Prior to the early-to-mid-'60s British Invasion, the West Coast surf craze led the charge of innovative artists who were filling regional ballrooms and beaches and issuing as many 45s and LPs as the ravenous teen-driven market could handle. The comparatively small Del-Fi indie label was home to several of these acts, one of the most proficient were the Lively Ones
, an Orange County based quintet with Jim Masoner
(guitar), Ed Chiaverini
(guitar), Ron Griffith
(bass), Joel Willenbring
(sax), and Tim Fitzpatrick
(drums). By the time their debut LP, Surf Rider!
(1963), made it to store shelves in 1963, they had already issued a handful of singles, the most successful being a reworking of the Ventures
' deep LP cut "Spudnik," rechristened as "Surf Rider." Although it made little impact nationally, the catchy tune and beguiling beat became a local smash, prompting Del-Fi to compile an album's worth of material with previously available sides, a few new originals, as well as some songs that would have been familiar to the audience. During an era marked by a plethora of nominally talented and ersatz sound-alike cover bands, in retrospect the Lively Ones
' music remains noteworthy for their strong self-penned numbers.
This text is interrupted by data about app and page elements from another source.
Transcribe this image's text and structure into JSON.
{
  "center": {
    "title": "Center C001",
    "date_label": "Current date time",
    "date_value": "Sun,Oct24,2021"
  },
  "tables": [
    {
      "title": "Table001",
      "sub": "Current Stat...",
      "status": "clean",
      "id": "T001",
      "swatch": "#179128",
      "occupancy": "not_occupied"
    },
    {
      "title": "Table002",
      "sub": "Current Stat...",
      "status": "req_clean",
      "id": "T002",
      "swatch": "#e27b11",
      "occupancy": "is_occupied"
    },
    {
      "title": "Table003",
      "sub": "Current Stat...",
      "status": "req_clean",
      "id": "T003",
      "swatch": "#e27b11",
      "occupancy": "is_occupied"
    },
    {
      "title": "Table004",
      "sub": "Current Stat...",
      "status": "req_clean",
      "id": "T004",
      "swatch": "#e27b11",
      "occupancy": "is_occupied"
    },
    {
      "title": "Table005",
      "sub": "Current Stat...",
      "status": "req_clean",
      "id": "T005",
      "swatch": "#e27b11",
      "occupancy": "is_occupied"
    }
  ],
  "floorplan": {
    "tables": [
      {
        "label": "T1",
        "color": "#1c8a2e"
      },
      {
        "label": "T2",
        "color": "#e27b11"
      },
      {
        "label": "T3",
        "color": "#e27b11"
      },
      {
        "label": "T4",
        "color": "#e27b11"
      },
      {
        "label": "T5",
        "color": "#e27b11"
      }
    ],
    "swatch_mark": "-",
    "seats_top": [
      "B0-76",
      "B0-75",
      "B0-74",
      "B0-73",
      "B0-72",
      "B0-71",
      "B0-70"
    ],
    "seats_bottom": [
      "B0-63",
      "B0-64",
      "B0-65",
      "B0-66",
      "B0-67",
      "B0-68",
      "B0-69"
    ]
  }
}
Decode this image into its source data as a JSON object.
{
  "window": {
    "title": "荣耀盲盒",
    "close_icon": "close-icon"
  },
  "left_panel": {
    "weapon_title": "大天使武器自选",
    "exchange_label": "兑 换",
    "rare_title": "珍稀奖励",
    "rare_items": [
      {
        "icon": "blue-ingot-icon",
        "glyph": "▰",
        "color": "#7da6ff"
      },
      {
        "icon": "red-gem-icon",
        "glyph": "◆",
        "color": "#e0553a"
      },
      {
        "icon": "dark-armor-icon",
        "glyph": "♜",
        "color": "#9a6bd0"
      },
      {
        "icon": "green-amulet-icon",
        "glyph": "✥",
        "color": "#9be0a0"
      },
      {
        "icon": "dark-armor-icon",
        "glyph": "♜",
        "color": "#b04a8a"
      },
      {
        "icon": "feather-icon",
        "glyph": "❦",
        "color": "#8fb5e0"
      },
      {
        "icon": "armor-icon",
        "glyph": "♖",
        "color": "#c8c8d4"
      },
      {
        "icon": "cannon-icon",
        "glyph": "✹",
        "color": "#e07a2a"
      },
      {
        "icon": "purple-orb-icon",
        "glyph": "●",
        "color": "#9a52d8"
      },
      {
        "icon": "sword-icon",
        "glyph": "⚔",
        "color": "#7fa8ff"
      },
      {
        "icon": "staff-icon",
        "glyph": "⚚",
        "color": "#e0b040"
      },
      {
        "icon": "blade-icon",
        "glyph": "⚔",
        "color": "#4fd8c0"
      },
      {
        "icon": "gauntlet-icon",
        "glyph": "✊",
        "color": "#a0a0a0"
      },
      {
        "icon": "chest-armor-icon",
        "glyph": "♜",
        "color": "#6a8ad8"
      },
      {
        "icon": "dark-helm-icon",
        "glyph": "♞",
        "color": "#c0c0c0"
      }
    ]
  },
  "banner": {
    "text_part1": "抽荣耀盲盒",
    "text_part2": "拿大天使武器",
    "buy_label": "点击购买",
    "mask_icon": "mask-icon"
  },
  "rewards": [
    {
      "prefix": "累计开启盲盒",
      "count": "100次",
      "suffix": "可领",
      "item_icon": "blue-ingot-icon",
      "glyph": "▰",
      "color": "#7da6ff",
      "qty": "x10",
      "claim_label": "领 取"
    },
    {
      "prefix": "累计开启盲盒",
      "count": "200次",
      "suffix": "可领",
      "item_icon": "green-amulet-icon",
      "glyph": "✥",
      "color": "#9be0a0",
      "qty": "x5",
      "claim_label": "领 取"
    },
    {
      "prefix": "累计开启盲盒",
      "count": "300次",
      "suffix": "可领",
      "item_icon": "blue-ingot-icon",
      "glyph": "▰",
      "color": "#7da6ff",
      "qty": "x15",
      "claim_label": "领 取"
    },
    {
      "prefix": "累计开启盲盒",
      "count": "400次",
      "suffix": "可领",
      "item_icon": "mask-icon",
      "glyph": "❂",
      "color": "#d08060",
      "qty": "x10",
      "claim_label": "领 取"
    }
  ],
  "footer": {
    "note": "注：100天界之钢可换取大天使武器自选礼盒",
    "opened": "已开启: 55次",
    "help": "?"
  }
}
Among those highlights are the bouncy mid-tempo "Happy Gremmie," the driving rhythm behind "Walkin' the Board," and above all the gritty "Goofy Foot." As was customary, they also retooled and personalized concurrently popular melodies, including obligatory interpretations of Dick Dale
's "Misirlou," "Let's Go Trippin'," and the solid opener "Surf Beat." Buoyed by incisive interplay between Masoner
, other standouts are "Guitar Man" -- a Top 20 hit for Duane Eddy
-- and the darkly brooding "Caterpillar Crawl." [In 2004 The Surf Rider!
was coupled with the Lively Ones
' subsequent full-length effort, Surf Drums
(1963), onto CD by Collectors' Choice Music.]